Immune System: Overview . The immune system has three types of components Lymphoid tissues Various types of immune cells Chemical signals that coordinate responses. Immune System: Functions . Protects against pathogens Bacteria Viruses Parasites
Number of active immune cells
Duct of eccrinesweat gland
keep hazardousorganisms andmaterials outsidethe body.
engulf pathogensand cell debris.
is the destruction ofabnormal cells by NKcells in peripheral tissues.
are chemical messengersthat coordinate thedefenses against viralinfections.
Interferons released by activatedlymphocytes, macrophages, orvirus-infected cells
consists of circulatingproteins that assistantibodies in thedestruction of pathogens.
1. Blood flow increased
2. Phagocytes activated
is a localized, tissue-levelresponse that tends tolimit the spread of aninjury or infection.
3. Capillary permeability increased
4. Complement activated
5. Clotting reaction walls off region
6. Regional temperature increased
7. Adaptive defenses activated
is an elevation of bodytemperature that acceleratestissue metabolism and theactivity of defenses.
Body temperature rises above 37.2ºC inresponse to pyrogens
Figure 24-4 (2 of 4)
Phagocyte forms pseudopods that
eventually engulf the particle.
Phagocytic vesicle is
fused with a lysosome.
Microbe in fused vesicle
is killed and digested by
lysosomal enzymes within

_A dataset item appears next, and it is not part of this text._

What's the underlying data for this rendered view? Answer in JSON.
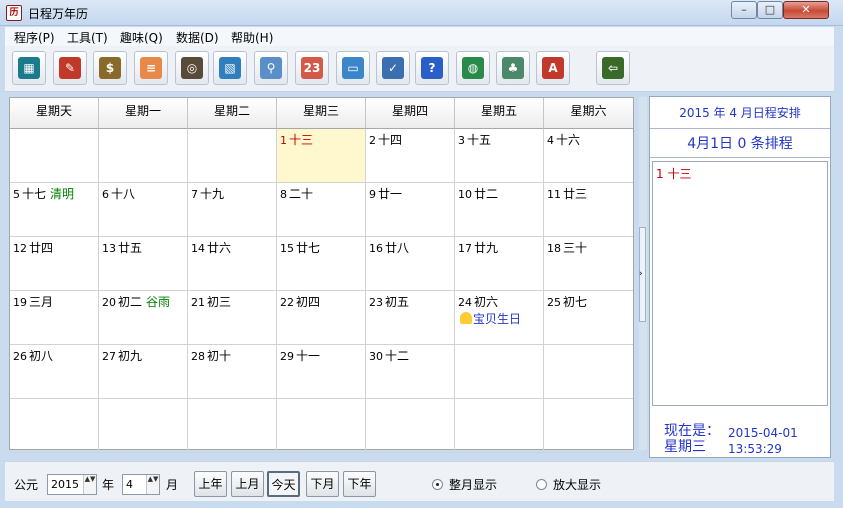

the phagolysosome, leaving
a residual body.
is removed by
Alpha ()-interferons areproduced by cells infectedwith viruses. They attractand stimulate NK cells andenhance resistance to viralinfection.
Beta ()-interferons,secreted by fibroblasts,slow inflammation in adamaged area.
Gamma ()-interferons,secreted by T cells and NKcells, stimulatemacrophage activity.
Viral nucleic acid
Interferongenes switch on.
Interferonbindingstimulates cell toturn on genes forantiviral proteins.
Host cell 2Binds interferon from cell 1; interferon induces synthesis ofprotective proteins
Host cell 1Infected by virus;makes interferon;is killed by virus
Figure 21.5, step 5
The formation of an antigen-antibody complex
Antibodies bind not to the entire
antigen, but to specific portions of
its exposed surface—regions
called antigenic determinant
Partial antigens, or haptens, do not
ordinarily cause B cell activation.
However, they may become attached to
carrier molecules, forming combinations
that can function as complete antigens.
The antibodies produced will attack both
the hapten and the carrier molecule. If
the carrier molecule is normally present
in the tissues, the antibodies may begin
attacking and destroying normal cells.
This is the basis for several drug
reactions, including allergies to
A complete antigen is an
antigen with at least two antigenic
determinant sites, one for each of
the antigen binding sites on an
Figure 24-4 (4 of 4)
to a receptor on a
specific B lymphocyte
(B lymphocytes with
form a clone
(can be years later)
Clone of cells
Neutralization – by binding to specific sites on the antigen, the antibody prevents its binding to cells
Activation of complement (nonspecific reaction) – when antibody bind to antigen, the Ab shape changes and that allows the binding of the complement proteins (which pathway?)
Fig. 1: Bacterial Adherence Via Pili
Fig. 1A: Blocking Bacterial Adherence with Antibody Molecules
Humoral immunityMechanisms of Antibody Action - summary
Fixes and activates
parts of bacterial
or to infant
in her milk